Scotty Sundin was named Western regional sales manager, self-storage division for JanUS Door.  Sundin has been in the self-storage industry for more than 12 years, managing accounts at LST Erectors and DBCi. Most recently, he served as vice president of sales for Diamondback Metal Systems, where he sold complete building packages. For more information, visit

SMD Software/SiteLink Partners with Merchant Services Network

SMD Software Inc., maker of SiteLink management software for self-storage and portable storage, has partnered with Merchant Services Network to provide SiteLink Web Edition users with integrated, secure credit card payment solutions. Merchant Services Network’s MyMerchantGateway is a in-house gateway that replaces pc-based credit card software and handles all transactions, including those at stores and on websites.
SiteLink has more than 8,000 installations worldwide. For more information, visit

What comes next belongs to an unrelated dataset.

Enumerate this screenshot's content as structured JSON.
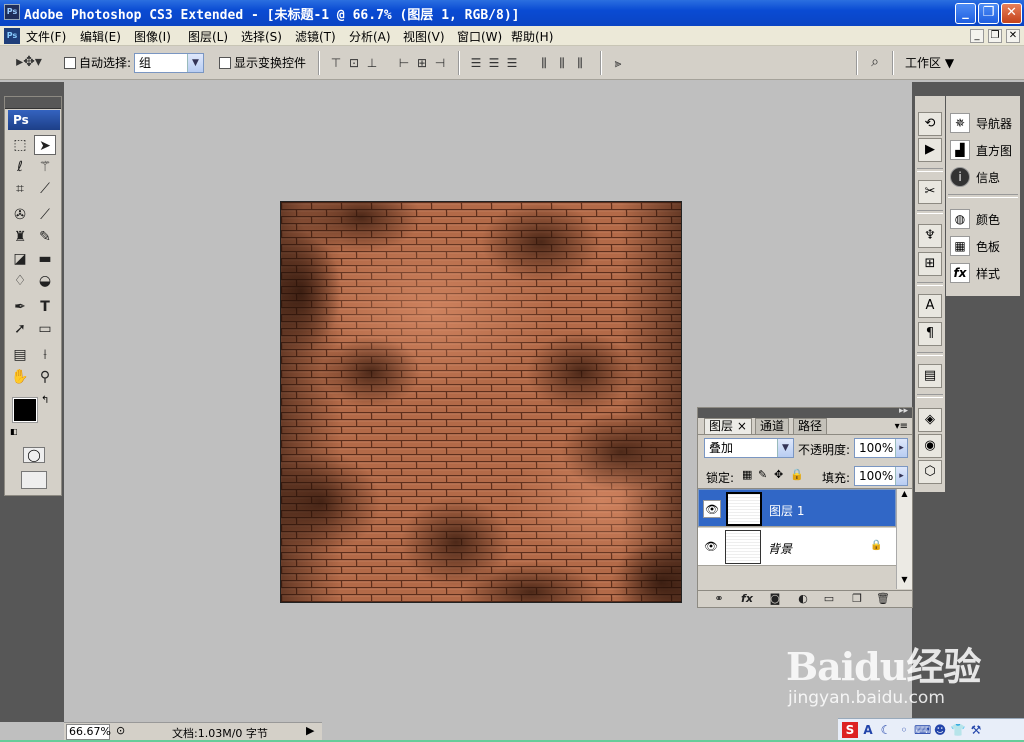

Merchant Services Network is a nationwide merchant-processing company that specializes in the self-storage industry. It handles credit/debit card processing, electronic check conversion, recurring ach and gift cards. For details, visit